| Exercise aim |
For every line that contains the string "master", pull that line out of the material below.

| Source material |

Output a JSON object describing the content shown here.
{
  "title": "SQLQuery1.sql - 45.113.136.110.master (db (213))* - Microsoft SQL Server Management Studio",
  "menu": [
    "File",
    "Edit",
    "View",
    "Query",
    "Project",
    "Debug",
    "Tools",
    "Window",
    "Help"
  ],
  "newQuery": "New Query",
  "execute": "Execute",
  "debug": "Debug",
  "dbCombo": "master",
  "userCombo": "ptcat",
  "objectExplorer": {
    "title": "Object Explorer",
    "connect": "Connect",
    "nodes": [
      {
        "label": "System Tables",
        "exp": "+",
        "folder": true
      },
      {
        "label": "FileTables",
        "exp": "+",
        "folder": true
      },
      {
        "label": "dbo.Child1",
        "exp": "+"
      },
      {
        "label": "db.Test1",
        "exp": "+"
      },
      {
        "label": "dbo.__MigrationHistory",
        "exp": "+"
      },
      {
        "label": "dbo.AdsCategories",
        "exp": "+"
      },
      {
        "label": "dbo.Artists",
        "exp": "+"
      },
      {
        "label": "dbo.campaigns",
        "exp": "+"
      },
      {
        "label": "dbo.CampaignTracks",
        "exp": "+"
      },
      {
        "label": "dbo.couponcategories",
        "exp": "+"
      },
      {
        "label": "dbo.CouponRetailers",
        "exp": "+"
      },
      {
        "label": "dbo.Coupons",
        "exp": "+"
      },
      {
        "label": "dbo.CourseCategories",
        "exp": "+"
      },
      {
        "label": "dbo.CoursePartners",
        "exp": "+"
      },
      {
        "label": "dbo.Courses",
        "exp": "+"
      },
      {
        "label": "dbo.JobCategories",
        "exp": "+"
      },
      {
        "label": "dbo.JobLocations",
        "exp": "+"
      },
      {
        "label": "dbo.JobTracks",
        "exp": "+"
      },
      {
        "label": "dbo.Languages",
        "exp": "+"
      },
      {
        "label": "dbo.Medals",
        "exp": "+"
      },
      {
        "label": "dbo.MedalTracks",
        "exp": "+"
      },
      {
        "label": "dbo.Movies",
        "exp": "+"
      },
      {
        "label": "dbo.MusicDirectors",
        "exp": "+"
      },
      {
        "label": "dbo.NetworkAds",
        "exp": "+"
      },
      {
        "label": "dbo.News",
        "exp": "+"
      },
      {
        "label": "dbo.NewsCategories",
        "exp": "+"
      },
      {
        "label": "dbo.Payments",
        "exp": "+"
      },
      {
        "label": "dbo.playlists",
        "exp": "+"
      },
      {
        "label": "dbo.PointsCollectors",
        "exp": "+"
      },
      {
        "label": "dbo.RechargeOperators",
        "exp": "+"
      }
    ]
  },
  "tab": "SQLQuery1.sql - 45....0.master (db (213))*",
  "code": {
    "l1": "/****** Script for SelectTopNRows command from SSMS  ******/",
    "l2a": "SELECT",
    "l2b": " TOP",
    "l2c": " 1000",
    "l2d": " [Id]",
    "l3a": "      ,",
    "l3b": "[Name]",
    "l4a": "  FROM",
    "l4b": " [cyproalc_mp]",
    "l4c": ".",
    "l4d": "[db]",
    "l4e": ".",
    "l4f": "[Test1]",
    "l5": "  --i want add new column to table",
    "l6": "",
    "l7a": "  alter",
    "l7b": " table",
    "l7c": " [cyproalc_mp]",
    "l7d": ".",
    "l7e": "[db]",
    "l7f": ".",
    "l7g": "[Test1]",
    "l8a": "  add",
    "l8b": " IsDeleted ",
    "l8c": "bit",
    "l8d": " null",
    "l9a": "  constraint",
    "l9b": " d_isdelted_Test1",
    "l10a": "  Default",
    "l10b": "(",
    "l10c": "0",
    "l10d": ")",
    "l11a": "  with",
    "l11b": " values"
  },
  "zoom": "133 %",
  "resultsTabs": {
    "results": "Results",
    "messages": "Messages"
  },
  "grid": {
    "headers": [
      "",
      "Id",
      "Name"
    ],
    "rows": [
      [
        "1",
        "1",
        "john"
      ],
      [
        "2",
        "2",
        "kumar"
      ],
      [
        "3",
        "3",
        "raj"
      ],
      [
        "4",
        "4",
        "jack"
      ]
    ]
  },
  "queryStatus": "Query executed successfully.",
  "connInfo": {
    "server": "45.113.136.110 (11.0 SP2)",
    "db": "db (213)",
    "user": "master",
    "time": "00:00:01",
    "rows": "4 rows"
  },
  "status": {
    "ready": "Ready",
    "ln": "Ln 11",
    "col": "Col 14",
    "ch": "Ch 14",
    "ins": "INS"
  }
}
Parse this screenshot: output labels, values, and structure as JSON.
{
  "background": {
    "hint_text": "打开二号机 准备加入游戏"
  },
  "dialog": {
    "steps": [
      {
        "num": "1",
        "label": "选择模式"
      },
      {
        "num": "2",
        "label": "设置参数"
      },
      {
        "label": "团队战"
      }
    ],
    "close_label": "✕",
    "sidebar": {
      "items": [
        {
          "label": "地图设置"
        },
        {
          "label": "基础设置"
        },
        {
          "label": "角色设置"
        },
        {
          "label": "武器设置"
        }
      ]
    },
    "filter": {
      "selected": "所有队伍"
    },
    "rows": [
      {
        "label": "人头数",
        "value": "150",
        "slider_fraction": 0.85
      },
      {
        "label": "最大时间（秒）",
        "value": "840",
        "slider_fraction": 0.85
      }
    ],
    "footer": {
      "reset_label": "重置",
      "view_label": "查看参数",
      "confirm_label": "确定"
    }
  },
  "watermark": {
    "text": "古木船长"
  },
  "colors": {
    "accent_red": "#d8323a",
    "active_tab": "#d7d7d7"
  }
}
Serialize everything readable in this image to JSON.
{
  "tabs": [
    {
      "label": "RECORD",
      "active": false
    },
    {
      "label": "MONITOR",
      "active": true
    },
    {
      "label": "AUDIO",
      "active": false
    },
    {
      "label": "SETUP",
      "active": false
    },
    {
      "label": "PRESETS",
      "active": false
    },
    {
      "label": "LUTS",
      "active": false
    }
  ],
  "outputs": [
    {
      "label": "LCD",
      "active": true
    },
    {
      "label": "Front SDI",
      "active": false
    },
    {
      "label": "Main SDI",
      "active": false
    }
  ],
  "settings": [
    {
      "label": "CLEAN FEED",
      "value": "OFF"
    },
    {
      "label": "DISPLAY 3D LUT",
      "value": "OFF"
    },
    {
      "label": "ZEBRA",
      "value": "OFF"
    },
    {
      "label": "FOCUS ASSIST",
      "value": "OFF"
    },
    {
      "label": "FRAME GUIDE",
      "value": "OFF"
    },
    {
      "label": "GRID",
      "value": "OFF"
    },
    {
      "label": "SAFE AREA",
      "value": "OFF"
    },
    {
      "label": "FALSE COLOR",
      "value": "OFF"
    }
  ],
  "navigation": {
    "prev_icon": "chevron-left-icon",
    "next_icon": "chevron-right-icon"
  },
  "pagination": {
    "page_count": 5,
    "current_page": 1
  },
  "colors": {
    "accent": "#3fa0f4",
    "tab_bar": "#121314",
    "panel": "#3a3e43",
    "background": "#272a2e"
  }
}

| Task answer |
  "title": "SQLQuery1.sql - 45.113.136.110.master (db (213))* - Microsoft SQL Server Management Studio",
  "dbCombo": "master",
  "tab": "SQLQuery1.sql - 45....0.master (db (213))*",
    "user": "master",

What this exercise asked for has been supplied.